__Records for this task__:
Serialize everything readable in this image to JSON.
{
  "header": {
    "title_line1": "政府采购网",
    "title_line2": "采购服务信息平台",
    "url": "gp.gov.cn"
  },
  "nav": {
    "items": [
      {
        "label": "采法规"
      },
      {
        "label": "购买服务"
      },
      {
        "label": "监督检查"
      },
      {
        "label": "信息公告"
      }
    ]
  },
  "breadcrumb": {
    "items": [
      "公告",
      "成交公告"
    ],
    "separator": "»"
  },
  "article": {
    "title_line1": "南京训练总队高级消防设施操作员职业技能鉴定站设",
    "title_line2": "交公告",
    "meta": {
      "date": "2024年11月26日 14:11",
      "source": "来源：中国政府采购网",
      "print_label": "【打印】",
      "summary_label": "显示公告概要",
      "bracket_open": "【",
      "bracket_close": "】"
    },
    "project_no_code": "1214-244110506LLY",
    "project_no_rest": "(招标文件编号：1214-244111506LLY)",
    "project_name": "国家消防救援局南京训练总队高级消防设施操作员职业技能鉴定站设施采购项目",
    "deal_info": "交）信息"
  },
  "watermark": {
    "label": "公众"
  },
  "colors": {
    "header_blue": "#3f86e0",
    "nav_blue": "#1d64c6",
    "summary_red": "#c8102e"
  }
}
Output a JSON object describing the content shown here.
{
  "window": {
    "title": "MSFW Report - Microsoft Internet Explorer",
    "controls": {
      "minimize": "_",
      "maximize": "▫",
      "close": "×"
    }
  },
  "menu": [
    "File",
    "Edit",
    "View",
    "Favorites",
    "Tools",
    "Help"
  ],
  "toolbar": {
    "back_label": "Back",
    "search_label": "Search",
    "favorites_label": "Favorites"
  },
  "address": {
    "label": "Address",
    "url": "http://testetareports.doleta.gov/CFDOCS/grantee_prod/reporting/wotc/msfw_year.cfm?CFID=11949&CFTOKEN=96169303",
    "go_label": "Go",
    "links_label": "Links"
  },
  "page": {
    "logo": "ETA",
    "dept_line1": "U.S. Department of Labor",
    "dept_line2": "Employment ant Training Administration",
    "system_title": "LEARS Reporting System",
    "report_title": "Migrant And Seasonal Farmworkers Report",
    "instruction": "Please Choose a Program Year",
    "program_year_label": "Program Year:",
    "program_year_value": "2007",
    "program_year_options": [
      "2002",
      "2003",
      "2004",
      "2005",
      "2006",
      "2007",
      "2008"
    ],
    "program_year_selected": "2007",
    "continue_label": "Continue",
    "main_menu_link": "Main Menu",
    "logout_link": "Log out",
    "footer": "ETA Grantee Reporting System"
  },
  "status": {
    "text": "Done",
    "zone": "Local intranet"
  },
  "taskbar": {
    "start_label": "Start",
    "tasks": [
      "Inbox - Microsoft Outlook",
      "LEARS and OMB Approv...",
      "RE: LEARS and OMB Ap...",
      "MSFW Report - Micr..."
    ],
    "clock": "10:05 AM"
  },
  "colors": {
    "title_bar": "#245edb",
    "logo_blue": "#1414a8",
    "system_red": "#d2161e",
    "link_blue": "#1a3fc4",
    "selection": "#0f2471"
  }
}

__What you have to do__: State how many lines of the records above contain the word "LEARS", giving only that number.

__Solution for this task__: 3